Supplied entries:
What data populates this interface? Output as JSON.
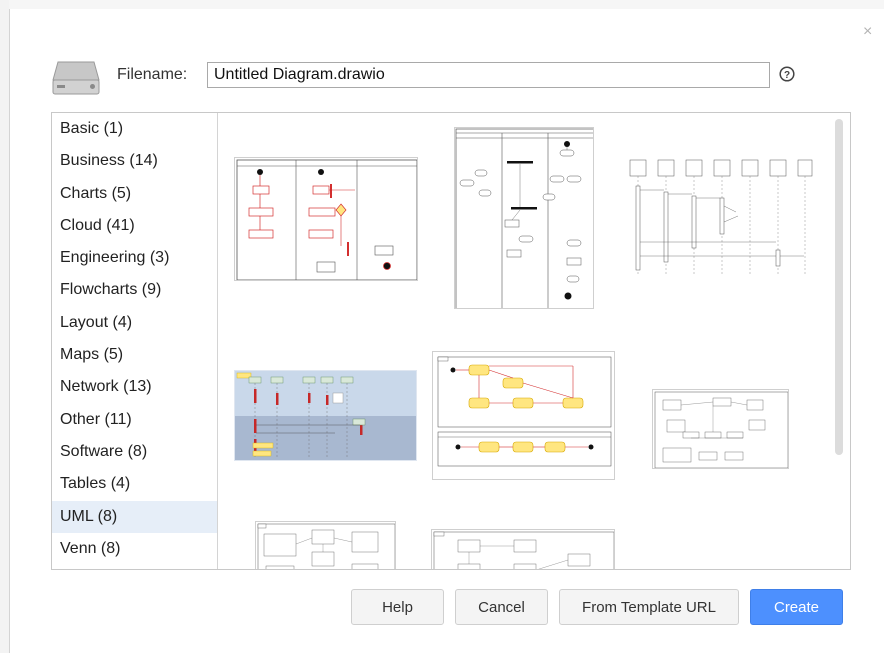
{
  "dialog": {
    "close_glyph": "×",
    "filename_label": "Filename:",
    "filename_value": "Untitled Diagram.drawio",
    "help_glyph": "?"
  },
  "categories": [
    {
      "label": "Basic (1)"
    },
    {
      "label": "Business (14)"
    },
    {
      "label": "Charts (5)"
    },
    {
      "label": "Cloud (41)"
    },
    {
      "label": "Engineering (3)"
    },
    {
      "label": "Flowcharts (9)"
    },
    {
      "label": "Layout (4)"
    },
    {
      "label": "Maps (5)"
    },
    {
      "label": "Network (13)"
    },
    {
      "label": "Other (11)"
    },
    {
      "label": "Software (8)"
    },
    {
      "label": "Tables (4)"
    },
    {
      "label": "UML (8)",
      "selected": true
    },
    {
      "label": "Venn (8)"
    }
  ],
  "buttons": {
    "help": "Help",
    "cancel": "Cancel",
    "from_template_url": "From Template URL",
    "create": "Create"
  },
  "colors": {
    "accent": "#4d90fe",
    "selected_category": "#e6eef8",
    "template_red": "#d32f2f",
    "template_yellow": "#ffe680"
  }
}
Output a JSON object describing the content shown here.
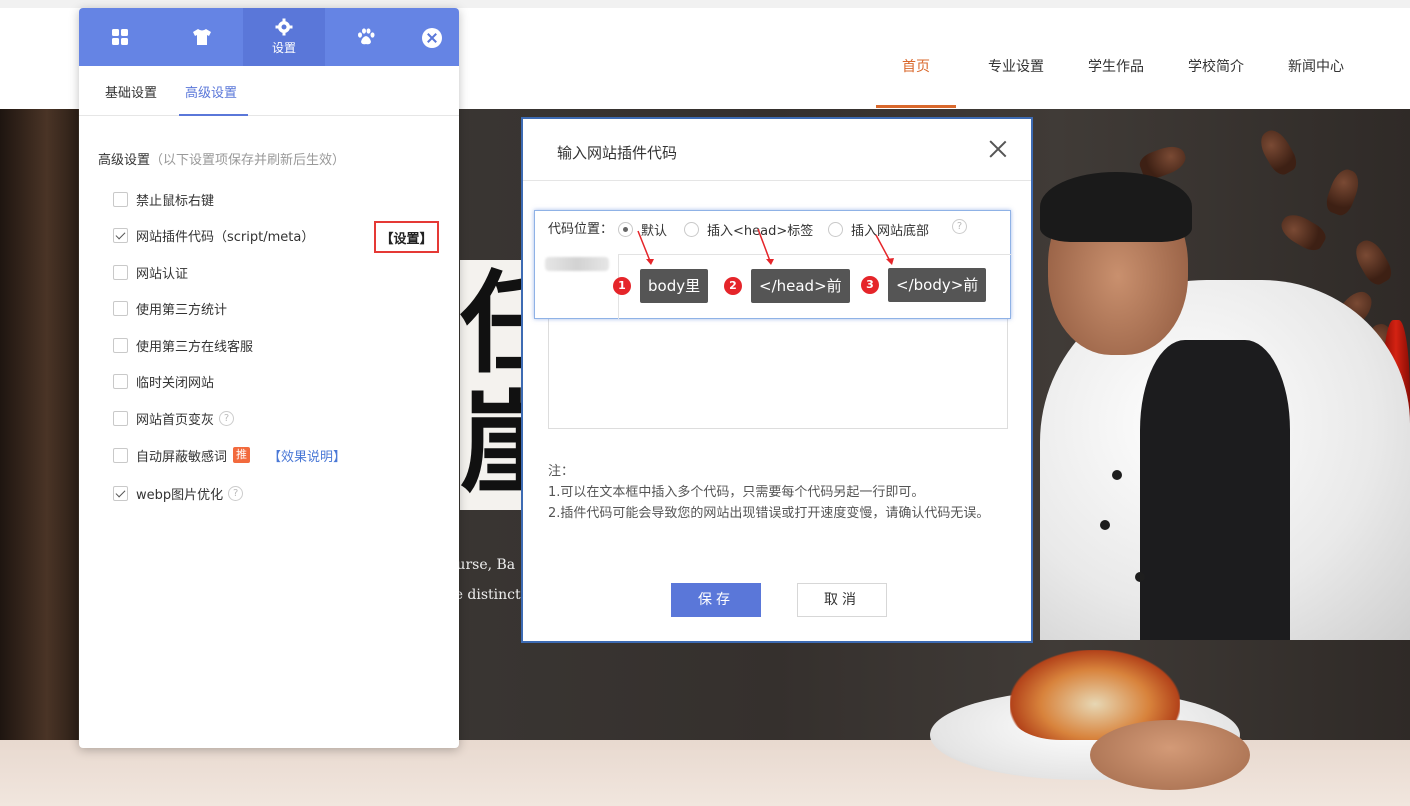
{
  "site_nav": {
    "items": [
      "首页",
      "专业设置",
      "学生作品",
      "学校简介",
      "新闻中心"
    ],
    "active_index": 0,
    "accent_color": "#d9682c"
  },
  "hero": {
    "char1": "任",
    "char2": "崖",
    "text_line1": "ourse,  Ba",
    "text_line2": "re distinct"
  },
  "panel": {
    "tabs": [
      {
        "icon": "grid-icon",
        "label": ""
      },
      {
        "icon": "shirt-icon",
        "label": ""
      },
      {
        "icon": "gear-icon",
        "label": "设置"
      },
      {
        "icon": "paw-icon",
        "label": ""
      }
    ],
    "subtabs": [
      "基础设置",
      "高级设置"
    ],
    "active_subtab": 1,
    "section_title": "高级设置",
    "section_hint": "（以下设置项保存并刷新后生效）",
    "options": [
      {
        "label": "禁止鼠标右键",
        "checked": false
      },
      {
        "label": "网站插件代码（script/meta）",
        "checked": true
      },
      {
        "label": "网站认证",
        "checked": false
      },
      {
        "label": "使用第三方统计",
        "checked": false
      },
      {
        "label": "使用第三方在线客服",
        "checked": false
      },
      {
        "label": "临时关闭网站",
        "checked": false
      },
      {
        "label": "网站首页变灰",
        "checked": false,
        "help": "?"
      },
      {
        "label": "自动屏蔽敏感词",
        "checked": false,
        "badge": "推",
        "link": "【效果说明】"
      },
      {
        "label": "webp图片优化",
        "checked": true,
        "help": "?"
      }
    ],
    "set_link": "【设置】",
    "accent_color": "#5a77d9"
  },
  "dialog": {
    "title": "输入网站插件代码",
    "position_label": "代码位置：",
    "radios": [
      {
        "label": "默认",
        "selected": true
      },
      {
        "label": "插入<head>标签",
        "selected": false
      },
      {
        "label": "插入网站底部",
        "selected": false
      }
    ],
    "help": "?",
    "tips": [
      {
        "num": "1",
        "text": "body里"
      },
      {
        "num": "2",
        "text": "</head>前"
      },
      {
        "num": "3",
        "text": "</body>前"
      }
    ],
    "notes_title": "注：",
    "note1": "1.可以在文本框中插入多个代码，只需要每个代码另起一行即可。",
    "note2": "2.插件代码可能会导致您的网站出现错误或打开速度变慢，请确认代码无误。",
    "save": "保存",
    "cancel": "取消",
    "border_color": "#3d6bb3",
    "tip_number_color": "#e5252a"
  }
}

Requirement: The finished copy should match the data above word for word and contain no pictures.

Answer area:
What data populates this interface? Output as JSON.
{
  "dialog": {
    "close_glyph": "×",
    "filename_label": "Filename:",
    "filename_value": "Untitled Diagram.drawio",
    "help_glyph": "?"
  },
  "categories": [
    {
      "label": "Basic (1)"
    },
    {
      "label": "Business (14)"
    },
    {
      "label": "Charts (5)"
    },
    {
      "label": "Cloud (41)"
    },
    {
      "label": "Engineering (3)"
    },
    {
      "label": "Flowcharts (9)"
    },
    {
      "label": "Layout (4)"
    },
    {
      "label": "Maps (5)"
    },
    {
      "label": "Network (13)"
    },
    {
      "label": "Other (11)"
    },
    {
      "label": "Software (8)"
    },
    {
      "label": "Tables (4)"
    },
    {
      "label": "UML (8)",
      "selected": true
    },
    {
      "label": "Venn (8)"
    }
  ],
  "buttons": {
    "help": "Help",
    "cancel": "Cancel",
    "from_template_url": "From Template URL",
    "create": "Create"
  },
  "colors": {
    "accent": "#4d90fe",
    "selected_category": "#e6eef8",
    "template_red": "#d32f2f",
    "template_yellow": "#ffe680"
  }
}
Output a JSON object describing the content shown here.
{
  "site_nav": {
    "items": [
      "首页",
      "专业设置",
      "学生作品",
      "学校简介",
      "新闻中心"
    ],
    "active_index": 0,
    "accent_color": "#d9682c"
  },
  "hero": {
    "char1": "任",
    "char2": "崖",
    "text_line1": "ourse,  Ba",
    "text_line2": "re distinct"
  },
  "panel": {
    "tabs": [
      {
        "icon": "grid-icon",
        "label": ""
      },
      {
        "icon": "shirt-icon",
        "label": ""
      },
      {
        "icon": "gear-icon",
        "label": "设置"
      },
      {
        "icon": "paw-icon",
        "label": ""
      }
    ],
    "subtabs": [
      "基础设置",
      "高级设置"
    ],
    "active_subtab": 1,
    "section_title": "高级设置",
    "section_hint": "（以下设置项保存并刷新后生效）",
    "options": [
      {
        "label": "禁止鼠标右键",
        "checked": false
      },
      {
        "label": "网站插件代码（script/meta）",
        "checked": true
      },
      {
        "label": "网站认证",
        "checked": false
      },
      {
        "label": "使用第三方统计",
        "checked": false
      },
      {
        "label": "使用第三方在线客服",
        "checked": false
      },
      {
        "label": "临时关闭网站",
        "checked": false
      },
      {
        "label": "网站首页变灰",
        "checked": false,
        "help": "?"
      },
      {
        "label": "自动屏蔽敏感词",
        "checked": false,
        "badge": "推",
        "link": "【效果说明】"
      },
      {
        "label": "webp图片优化",
        "checked": true,
        "help": "?"
      }
    ],
    "set_link": "【设置】",
    "accent_color": "#5a77d9"
  },
  "dialog": {
    "title": "输入网站插件代码",
    "position_label": "代码位置：",
    "radios": [
      {
        "label": "默认",
        "selected": true
      },
      {
        "label": "插入<head>标签",
        "selected": false
      },
      {
        "label": "插入网站底部",
        "selected": false
      }
    ],
    "help": "?",
    "tips": [
      {
        "num": "1",
        "text": "body里"
      },
      {
        "num": "2",
        "text": "</head>前"
      },
      {
        "num": "3",
        "text": "</body>前"
      }
    ],
    "notes_title": "注：",
    "note1": "1.可以在文本框中插入多个代码，只需要每个代码另起一行即可。",
    "note2": "2.插件代码可能会导致您的网站出现错误或打开速度变慢，请确认代码无误。",
    "save": "保存",
    "cancel": "取消",
    "border_color": "#3d6bb3",
    "tip_number_color": "#e5252a"
  }
}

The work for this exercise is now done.